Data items
# # # # # # #

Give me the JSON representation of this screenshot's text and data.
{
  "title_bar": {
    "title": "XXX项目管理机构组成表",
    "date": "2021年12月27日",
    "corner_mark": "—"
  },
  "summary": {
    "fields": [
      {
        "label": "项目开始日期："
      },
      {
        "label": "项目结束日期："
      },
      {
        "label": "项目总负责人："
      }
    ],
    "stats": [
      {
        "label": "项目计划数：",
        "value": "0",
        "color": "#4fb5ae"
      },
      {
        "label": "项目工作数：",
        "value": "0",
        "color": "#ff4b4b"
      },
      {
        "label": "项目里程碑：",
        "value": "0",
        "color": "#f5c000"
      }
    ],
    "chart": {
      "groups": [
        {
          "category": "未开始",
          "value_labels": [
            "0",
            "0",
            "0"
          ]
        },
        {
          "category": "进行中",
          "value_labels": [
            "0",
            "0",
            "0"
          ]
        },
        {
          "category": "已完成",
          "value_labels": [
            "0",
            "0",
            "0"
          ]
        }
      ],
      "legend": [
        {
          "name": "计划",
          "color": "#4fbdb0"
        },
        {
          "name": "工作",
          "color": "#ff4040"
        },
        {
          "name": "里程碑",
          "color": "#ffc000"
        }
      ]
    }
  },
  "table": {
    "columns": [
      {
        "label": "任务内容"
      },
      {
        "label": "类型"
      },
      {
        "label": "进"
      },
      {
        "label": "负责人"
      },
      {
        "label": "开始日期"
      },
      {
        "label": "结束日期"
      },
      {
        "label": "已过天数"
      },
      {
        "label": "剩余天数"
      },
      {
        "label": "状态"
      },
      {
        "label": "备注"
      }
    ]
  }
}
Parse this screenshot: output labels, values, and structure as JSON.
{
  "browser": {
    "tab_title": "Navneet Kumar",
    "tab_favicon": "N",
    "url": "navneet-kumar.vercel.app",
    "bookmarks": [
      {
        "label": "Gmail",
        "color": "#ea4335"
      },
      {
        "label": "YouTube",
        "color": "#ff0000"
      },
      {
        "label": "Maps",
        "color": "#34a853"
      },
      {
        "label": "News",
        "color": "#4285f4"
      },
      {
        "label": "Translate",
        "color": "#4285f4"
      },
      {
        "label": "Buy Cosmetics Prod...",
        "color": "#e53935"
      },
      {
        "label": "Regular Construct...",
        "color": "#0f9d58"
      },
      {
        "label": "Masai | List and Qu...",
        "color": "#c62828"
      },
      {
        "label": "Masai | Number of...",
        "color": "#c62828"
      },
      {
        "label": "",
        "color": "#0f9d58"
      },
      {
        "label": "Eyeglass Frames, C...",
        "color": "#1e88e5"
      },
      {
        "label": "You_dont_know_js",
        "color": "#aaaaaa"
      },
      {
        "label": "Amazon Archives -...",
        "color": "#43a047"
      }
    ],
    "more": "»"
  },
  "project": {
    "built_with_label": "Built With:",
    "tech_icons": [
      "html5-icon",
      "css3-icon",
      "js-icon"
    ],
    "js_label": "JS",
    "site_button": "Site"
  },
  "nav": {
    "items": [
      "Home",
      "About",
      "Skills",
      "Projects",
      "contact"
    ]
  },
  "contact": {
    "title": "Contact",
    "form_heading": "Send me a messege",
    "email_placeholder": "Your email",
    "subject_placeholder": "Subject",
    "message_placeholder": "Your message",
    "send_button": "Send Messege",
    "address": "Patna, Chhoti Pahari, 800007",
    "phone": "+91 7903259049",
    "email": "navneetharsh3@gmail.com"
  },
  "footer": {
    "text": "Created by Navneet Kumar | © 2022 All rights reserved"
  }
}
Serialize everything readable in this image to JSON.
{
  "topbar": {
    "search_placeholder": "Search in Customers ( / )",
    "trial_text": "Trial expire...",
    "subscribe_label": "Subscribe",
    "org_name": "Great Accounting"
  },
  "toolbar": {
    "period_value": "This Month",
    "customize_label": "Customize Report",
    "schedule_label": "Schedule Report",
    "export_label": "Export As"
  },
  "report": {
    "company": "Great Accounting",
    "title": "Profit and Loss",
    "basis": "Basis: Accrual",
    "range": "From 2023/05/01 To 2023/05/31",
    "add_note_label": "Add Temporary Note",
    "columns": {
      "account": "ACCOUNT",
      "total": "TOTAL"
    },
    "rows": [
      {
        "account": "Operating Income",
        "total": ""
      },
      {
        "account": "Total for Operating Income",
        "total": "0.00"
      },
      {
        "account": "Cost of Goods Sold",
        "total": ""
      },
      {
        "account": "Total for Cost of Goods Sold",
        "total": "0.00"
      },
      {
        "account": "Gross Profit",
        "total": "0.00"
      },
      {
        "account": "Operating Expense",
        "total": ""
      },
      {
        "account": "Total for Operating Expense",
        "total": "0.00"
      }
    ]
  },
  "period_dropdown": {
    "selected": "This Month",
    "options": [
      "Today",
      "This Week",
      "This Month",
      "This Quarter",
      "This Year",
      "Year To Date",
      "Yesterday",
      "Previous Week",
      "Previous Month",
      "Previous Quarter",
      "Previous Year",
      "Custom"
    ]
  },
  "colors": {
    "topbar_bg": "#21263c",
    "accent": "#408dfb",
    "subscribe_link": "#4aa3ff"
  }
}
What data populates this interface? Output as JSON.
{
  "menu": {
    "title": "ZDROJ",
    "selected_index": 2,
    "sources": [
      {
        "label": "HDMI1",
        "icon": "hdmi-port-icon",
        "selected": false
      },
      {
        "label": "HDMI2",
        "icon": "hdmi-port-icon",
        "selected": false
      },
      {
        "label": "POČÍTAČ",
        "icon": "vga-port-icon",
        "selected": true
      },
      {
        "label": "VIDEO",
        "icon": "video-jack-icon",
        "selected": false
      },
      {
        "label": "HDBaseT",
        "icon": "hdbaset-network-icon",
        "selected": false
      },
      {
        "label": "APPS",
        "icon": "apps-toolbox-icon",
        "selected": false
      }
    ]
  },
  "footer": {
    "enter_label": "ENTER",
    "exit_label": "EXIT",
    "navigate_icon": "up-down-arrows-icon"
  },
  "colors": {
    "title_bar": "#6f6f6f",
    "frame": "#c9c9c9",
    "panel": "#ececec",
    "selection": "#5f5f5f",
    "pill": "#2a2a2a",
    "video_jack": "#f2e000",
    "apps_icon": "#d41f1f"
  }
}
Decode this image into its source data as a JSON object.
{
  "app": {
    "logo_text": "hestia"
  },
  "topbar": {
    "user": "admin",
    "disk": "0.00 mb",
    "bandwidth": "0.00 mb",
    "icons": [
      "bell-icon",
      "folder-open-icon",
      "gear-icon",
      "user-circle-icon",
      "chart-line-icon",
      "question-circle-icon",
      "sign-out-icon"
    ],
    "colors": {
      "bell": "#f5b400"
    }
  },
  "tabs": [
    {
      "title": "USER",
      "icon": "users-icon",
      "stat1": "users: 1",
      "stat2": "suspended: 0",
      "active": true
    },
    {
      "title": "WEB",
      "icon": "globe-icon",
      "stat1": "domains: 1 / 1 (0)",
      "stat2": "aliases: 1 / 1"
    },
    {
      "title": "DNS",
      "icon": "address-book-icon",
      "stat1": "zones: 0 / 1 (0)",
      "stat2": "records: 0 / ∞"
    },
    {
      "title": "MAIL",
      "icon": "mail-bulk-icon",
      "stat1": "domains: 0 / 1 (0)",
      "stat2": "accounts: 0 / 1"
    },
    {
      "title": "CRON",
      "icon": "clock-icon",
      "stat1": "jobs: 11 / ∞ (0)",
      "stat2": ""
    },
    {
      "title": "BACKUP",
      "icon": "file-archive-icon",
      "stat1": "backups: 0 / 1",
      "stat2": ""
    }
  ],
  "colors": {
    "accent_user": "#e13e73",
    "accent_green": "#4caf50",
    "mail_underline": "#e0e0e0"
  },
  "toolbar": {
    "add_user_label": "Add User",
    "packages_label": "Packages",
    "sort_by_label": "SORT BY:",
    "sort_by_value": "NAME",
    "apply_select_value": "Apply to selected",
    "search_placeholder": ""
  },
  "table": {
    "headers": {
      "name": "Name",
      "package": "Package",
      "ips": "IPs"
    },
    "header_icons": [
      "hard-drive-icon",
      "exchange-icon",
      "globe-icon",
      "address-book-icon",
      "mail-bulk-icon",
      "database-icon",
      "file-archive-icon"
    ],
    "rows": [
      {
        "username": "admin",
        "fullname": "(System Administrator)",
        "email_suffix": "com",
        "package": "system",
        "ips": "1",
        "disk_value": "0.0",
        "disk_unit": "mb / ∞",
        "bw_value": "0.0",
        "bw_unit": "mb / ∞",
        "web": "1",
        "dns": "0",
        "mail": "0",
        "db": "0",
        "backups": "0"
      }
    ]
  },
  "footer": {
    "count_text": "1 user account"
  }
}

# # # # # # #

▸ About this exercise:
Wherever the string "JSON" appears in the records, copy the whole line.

▸ Written answer:
Give me the JSON representation of this screenshot's text and data.
Parse this screenshot: output labels, values, and structure as JSON.
Serialize everything readable in this image to JSON.
What data populates this interface? Output as JSON.
Decode this image into its source data as a JSON object.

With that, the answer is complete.